On a related note, have you seen the MPMB automated .PDF character sheet yet? If not, I highly, highly recommend it to absolutely everyone. It allows you to customize the color of each individual attack area on the sheet, and I always color code them to the type of damage the attack causes, with grey for silvered weapons. (I've begun using this sheet for all of my new PCs, since it was designed for the .PDF file to be kept open and used as an active character sheet, rather than just as a static character record.)

The sheet allows for automated scripts to be entered into it with all the rules from new sourcebooks; spells, Feats, classes, Archetypes, equipment, magic items, etc... everything. The sheet even auto-calculates weight down to the last coin. While the creator of the sheet can't provide the scripts for copyright reasons, there is an active subReddit that provides all of the scripts to be added to your own personal copy of the sheet, and I can attest that it is indeed very easy to add them. It is damn useful. Making PCs using this sheet is so easy that, since I discovered everything this sheet is actually capable of about two months ago, I have spent literally dozens of hours just making up characters of all types and levels just to see what cool things I can come up with.

It's such a damn good sheet that Wizards of the Coast actually has it to download on the official D&D website.
 


GMMichael

Guide of Modos
Well, 3 of these are piercing, bludgeoning and slashing , those probably don't "need" a color...
I wouldn't color those, no.

For posterity, the Rules Compendium lists 11 types of damage. No, not for that edition.

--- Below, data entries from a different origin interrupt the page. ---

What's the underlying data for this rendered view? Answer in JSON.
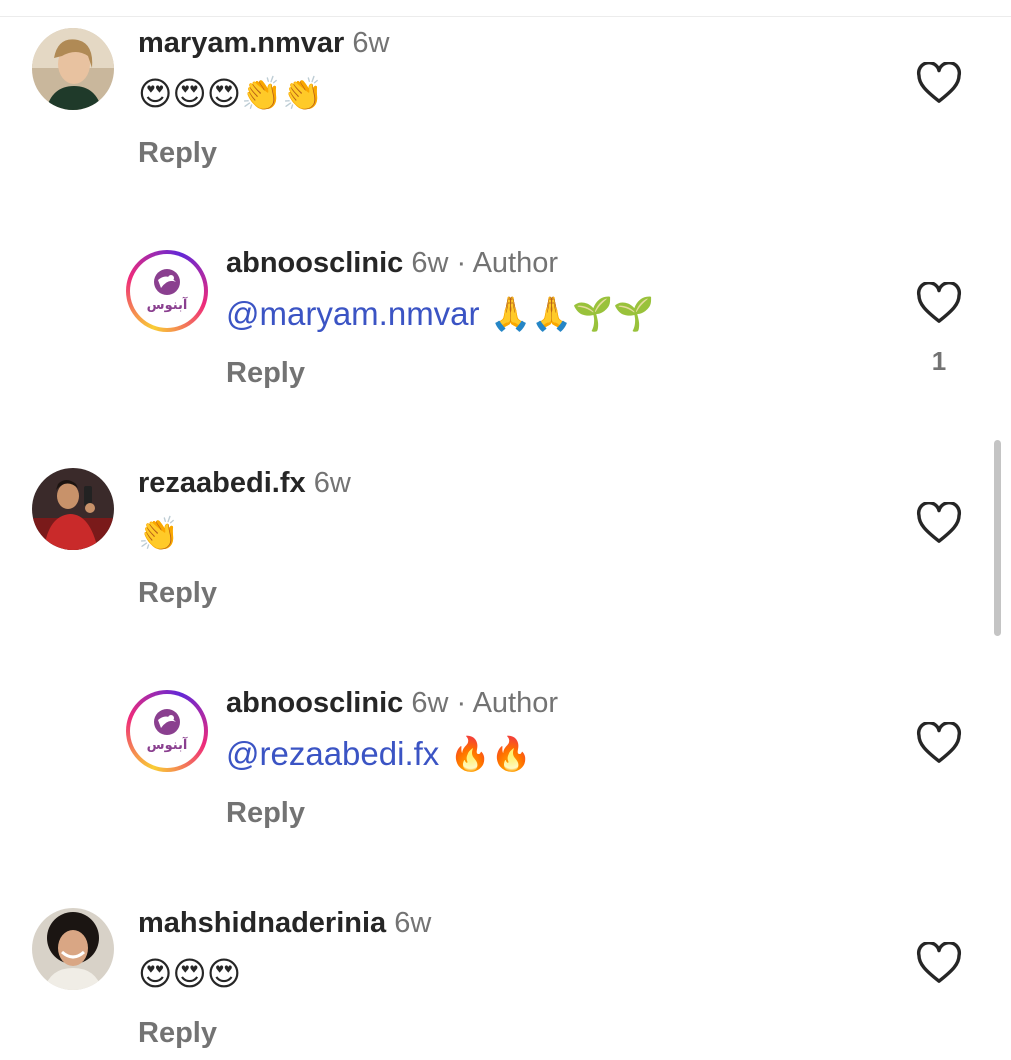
{
  "comments": [
    {
      "username": "maryam.nmvar",
      "time": "6w",
      "author_tag": "",
      "mention": "",
      "emojis": "😍😍😍👏👏",
      "reply_label": "Reply",
      "like_count": "",
      "avatar_icon": "profile-photo-woman"
    },
    {
      "username": "abnoosclinic",
      "time": "6w",
      "author_tag": "· Author",
      "mention": "@maryam.nmvar",
      "emojis": " 🙏🙏🌱🌱",
      "reply_label": "Reply",
      "like_count": "1",
      "avatar_icon": "abnoos-clinic-logo",
      "logo_text": "آبنوس"
    },
    {
      "username": "rezaabedi.fx",
      "time": "6w",
      "author_tag": "",
      "mention": "",
      "emojis": "👏",
      "reply_label": "Reply",
      "like_count": "",
      "avatar_icon": "profile-photo-man-red-shirt"
    },
    {
      "username": "abnoosclinic",
      "time": "6w",
      "author_tag": "· Author",
      "mention": "@rezaabedi.fx",
      "emojis": " 🔥🔥",
      "reply_label": "Reply",
      "like_count": "",
      "avatar_icon": "abnoos-clinic-logo",
      "logo_text": "آبنوس"
    },
    {
      "username": "mahshidnaderinia",
      "time": "6w",
      "author_tag": "",
      "mention": "",
      "emojis": "😍😍😍",
      "reply_label": "Reply",
      "like_count": "",
      "avatar_icon": "profile-photo-woman-curly-hair"
    }
  ],
  "colors": {
    "username": "#262626",
    "secondary_text": "#737373",
    "mention": "#3b54c4",
    "divider": "#ececec",
    "scrollbar": "#c4c4c4"
  }
}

For the rules-bloated edition:

Bludgeoning, piercing, slashing, acid, cold, electricity, fire, sonic, negative, positive, and precision.

Knowing that, running a 3e game isn't as much of a stretch for me as I thought it would be. . .
 

Lanefan

Victoria Rules
In any campaigns we run, my brother and I will always ask players of new arcane spellcasting PCs what color their Magic Missiles are.

We use this as a base for the color of their magical Force effects (Walls of Force, Bigby's Hands, etc.) and the base color of their magical effects in general, and keep it on record as an important character detail, like a kind of magical signature, that can be used to identify the magical auras of that specific spellcaster.
This is cool...but...I always thought Wall of Force was supposed to be invisible?
 



steeldragons

Steeliest of the dragons
Epic
hmm...let's see...I've never formalized any of this, but off the top of my head/how I tend to envision things...

Fire: Red. (or reddish-violet or violet-to-pale-blue...I've actually envisioned flame effects in all kinds of colors...but for a "standard/auto" response, let's just say red.)
Healing/Positive Energy/Light: pale/light yellow to bright/vibrant (depending on the power level) Yellow-white.
Ice/Cold: pale/light/"icy" blue.
Lightning: bright/"electric" blue edged - white interior
Psychic: light/pale to bright/neon (depending on power level/effect) Purple.
Sonic/"Thunder": white (geddit? "White noise?" heh heh.)
Acid: bright/neon green or bright/neon orange.
Poison: pukey/dull/olive green, muted/dull/murky purple, or black.
Radiant/Holy: shining golden or blinding silvery white.
Necrotic: black infused with streaks or edges of bright violets or neon greens.
Force/"Raw magic": Any (anything, including "invisible"/transparent, the player/caster wants).
 

Ancalagon

Dusty Dragon
I wouldn't color those, no.

For posterity, the Rules Compendium lists 11 types of damage. No, not for that edition. For the rules-bloated edition:

Bludgeoning, piercing, slashing, acid, cold, electricity, fire, sonic, negative, positive, and precision.

Knowing that, running a 3e game isn't as much of a stretch for me as I thought it would be. . .
honestly, the number of damages seems like a very minor consideration to me...
 


Remove ads

Latest threads

Remove ads

AD6_gamerati_skyscraper

Remove ads

Upcoming Releases

Top